Data about app and page elements:
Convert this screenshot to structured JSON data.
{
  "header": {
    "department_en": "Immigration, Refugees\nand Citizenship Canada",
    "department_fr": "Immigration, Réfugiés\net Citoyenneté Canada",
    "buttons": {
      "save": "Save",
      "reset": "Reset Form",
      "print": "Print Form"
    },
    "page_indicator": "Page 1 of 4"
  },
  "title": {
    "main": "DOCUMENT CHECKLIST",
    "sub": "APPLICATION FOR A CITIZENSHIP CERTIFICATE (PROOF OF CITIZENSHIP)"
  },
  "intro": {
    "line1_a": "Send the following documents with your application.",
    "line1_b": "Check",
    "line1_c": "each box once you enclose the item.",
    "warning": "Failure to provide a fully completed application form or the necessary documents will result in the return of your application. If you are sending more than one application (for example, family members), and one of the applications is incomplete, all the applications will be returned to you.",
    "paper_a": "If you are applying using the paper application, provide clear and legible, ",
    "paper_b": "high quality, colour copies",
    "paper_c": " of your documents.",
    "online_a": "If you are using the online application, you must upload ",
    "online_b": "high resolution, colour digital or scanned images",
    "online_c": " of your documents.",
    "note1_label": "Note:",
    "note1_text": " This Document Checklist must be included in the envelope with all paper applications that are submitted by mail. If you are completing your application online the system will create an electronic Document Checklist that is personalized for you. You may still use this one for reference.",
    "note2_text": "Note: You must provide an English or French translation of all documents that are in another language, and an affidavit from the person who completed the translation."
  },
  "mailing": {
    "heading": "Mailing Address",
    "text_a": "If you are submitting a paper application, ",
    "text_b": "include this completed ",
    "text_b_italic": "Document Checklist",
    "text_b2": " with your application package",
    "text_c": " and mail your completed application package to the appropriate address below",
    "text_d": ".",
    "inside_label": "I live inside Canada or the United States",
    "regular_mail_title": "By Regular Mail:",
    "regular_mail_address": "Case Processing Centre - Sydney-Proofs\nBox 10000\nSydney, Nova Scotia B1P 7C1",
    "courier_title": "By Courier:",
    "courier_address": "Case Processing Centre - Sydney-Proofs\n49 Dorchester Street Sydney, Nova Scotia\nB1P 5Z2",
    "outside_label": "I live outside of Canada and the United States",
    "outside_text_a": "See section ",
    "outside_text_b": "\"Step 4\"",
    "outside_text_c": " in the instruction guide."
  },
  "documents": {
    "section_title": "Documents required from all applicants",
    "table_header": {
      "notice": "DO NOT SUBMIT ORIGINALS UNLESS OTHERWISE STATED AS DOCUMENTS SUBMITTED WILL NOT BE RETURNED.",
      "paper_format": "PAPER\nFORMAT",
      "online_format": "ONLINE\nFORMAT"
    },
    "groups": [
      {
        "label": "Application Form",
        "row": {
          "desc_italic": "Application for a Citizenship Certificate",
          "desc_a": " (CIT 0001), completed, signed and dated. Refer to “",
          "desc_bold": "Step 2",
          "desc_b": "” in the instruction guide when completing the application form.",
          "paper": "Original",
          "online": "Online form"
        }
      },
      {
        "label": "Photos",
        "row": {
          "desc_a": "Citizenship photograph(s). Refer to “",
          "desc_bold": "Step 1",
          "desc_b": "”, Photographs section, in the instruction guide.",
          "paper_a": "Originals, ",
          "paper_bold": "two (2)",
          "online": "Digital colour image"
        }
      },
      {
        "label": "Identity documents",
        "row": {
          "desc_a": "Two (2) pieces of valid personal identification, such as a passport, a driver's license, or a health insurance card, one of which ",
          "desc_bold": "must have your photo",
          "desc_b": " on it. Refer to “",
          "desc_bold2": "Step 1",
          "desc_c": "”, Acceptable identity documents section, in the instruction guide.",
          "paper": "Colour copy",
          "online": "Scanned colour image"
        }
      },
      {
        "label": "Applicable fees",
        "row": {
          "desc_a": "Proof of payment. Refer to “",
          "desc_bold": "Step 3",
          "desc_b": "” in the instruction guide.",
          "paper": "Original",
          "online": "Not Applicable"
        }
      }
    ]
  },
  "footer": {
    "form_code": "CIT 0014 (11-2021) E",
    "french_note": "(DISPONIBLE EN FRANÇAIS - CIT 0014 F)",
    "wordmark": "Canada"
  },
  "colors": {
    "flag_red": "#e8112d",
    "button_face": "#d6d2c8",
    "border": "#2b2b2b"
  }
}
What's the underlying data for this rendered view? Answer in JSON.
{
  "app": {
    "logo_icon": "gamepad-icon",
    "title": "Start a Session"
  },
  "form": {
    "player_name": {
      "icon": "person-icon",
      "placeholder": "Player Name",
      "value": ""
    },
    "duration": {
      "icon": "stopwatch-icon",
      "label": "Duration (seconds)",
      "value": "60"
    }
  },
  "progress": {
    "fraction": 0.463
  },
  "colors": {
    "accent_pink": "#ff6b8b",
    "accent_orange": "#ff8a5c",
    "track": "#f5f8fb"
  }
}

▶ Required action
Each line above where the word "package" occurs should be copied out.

▶ The completed task
    "text_b2": " with your application package",
    "text_c": " and mail your completed application package to the appropriate address below",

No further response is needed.